▶ [Work item]:
Find how many lines of the records below contain the word "name" and write that number by itself.
******************************
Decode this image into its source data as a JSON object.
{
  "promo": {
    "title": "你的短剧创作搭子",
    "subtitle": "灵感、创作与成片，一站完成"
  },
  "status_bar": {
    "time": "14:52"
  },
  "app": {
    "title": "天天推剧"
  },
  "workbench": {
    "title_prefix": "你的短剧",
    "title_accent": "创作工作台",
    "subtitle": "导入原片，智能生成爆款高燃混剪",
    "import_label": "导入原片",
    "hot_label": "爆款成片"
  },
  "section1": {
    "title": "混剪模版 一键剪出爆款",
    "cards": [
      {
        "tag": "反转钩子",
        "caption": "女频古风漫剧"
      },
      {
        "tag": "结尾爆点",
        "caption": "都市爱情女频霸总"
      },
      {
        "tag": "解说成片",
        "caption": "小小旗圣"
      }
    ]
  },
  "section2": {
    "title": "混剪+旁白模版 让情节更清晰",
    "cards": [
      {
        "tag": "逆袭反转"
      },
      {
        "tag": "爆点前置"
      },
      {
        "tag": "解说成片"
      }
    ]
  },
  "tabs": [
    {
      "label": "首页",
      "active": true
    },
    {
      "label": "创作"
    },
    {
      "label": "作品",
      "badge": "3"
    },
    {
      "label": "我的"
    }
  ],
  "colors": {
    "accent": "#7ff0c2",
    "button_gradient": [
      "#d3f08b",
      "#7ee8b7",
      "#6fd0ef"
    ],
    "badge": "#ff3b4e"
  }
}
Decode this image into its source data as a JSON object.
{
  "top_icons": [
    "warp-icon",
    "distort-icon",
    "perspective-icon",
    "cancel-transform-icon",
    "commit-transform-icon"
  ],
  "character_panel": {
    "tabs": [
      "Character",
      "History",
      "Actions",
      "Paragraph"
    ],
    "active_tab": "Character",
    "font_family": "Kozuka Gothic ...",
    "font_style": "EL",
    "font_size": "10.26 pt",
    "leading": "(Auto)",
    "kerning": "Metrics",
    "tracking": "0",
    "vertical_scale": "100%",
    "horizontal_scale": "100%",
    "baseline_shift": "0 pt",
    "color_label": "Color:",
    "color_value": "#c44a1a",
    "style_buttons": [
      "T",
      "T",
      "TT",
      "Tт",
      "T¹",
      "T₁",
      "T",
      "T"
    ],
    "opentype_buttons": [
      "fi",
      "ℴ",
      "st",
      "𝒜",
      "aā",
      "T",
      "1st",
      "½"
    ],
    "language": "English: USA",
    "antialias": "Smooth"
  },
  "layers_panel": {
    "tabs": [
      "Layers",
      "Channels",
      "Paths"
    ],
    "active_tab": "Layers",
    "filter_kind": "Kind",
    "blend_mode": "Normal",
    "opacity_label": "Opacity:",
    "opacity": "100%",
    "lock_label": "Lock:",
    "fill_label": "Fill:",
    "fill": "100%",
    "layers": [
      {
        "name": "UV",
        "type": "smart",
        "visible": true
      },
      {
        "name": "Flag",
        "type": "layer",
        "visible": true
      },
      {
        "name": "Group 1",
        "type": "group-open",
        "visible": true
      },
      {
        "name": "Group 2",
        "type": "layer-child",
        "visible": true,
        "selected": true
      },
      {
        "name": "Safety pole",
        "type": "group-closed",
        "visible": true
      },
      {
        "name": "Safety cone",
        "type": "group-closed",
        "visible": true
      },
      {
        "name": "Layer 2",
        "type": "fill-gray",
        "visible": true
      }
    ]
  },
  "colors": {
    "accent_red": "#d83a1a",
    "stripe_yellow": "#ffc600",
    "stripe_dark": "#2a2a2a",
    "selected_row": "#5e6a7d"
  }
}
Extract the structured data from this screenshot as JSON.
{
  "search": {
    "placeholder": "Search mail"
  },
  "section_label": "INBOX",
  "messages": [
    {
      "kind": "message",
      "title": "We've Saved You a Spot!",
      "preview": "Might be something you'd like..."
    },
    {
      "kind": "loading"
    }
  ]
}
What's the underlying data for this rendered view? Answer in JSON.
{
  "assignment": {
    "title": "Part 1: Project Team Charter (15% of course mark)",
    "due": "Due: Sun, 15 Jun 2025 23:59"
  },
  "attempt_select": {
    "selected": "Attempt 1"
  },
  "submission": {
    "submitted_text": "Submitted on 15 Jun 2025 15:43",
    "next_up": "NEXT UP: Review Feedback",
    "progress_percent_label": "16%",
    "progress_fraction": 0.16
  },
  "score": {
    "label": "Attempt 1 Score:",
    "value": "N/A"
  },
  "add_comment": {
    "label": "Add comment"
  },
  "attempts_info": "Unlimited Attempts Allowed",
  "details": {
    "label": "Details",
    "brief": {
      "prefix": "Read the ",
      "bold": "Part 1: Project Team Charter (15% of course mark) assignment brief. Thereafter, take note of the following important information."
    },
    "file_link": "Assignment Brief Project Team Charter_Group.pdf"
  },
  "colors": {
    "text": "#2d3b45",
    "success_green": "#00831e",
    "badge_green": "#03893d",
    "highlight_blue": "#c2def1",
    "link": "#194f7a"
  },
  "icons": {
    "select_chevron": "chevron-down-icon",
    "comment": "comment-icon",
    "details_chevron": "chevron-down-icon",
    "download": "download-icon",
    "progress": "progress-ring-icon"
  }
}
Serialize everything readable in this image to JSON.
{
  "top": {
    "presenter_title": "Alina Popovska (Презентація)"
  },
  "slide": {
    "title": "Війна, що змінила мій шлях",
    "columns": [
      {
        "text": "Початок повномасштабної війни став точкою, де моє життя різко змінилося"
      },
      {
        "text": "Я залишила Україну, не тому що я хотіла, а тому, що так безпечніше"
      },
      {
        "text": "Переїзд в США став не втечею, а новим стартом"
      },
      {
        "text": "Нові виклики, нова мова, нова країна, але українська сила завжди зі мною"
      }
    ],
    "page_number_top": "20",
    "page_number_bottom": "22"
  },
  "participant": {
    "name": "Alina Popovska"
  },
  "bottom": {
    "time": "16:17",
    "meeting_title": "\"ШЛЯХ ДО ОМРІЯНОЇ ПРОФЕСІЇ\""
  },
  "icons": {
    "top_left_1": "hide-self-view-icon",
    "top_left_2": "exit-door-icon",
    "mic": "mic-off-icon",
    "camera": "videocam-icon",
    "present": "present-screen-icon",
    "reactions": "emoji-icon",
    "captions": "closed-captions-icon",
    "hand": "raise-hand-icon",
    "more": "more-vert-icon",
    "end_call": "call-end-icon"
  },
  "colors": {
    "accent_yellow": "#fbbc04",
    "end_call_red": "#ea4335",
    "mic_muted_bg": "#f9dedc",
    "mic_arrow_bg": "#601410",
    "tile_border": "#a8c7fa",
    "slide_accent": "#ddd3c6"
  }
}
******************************
▶ [Response]:
8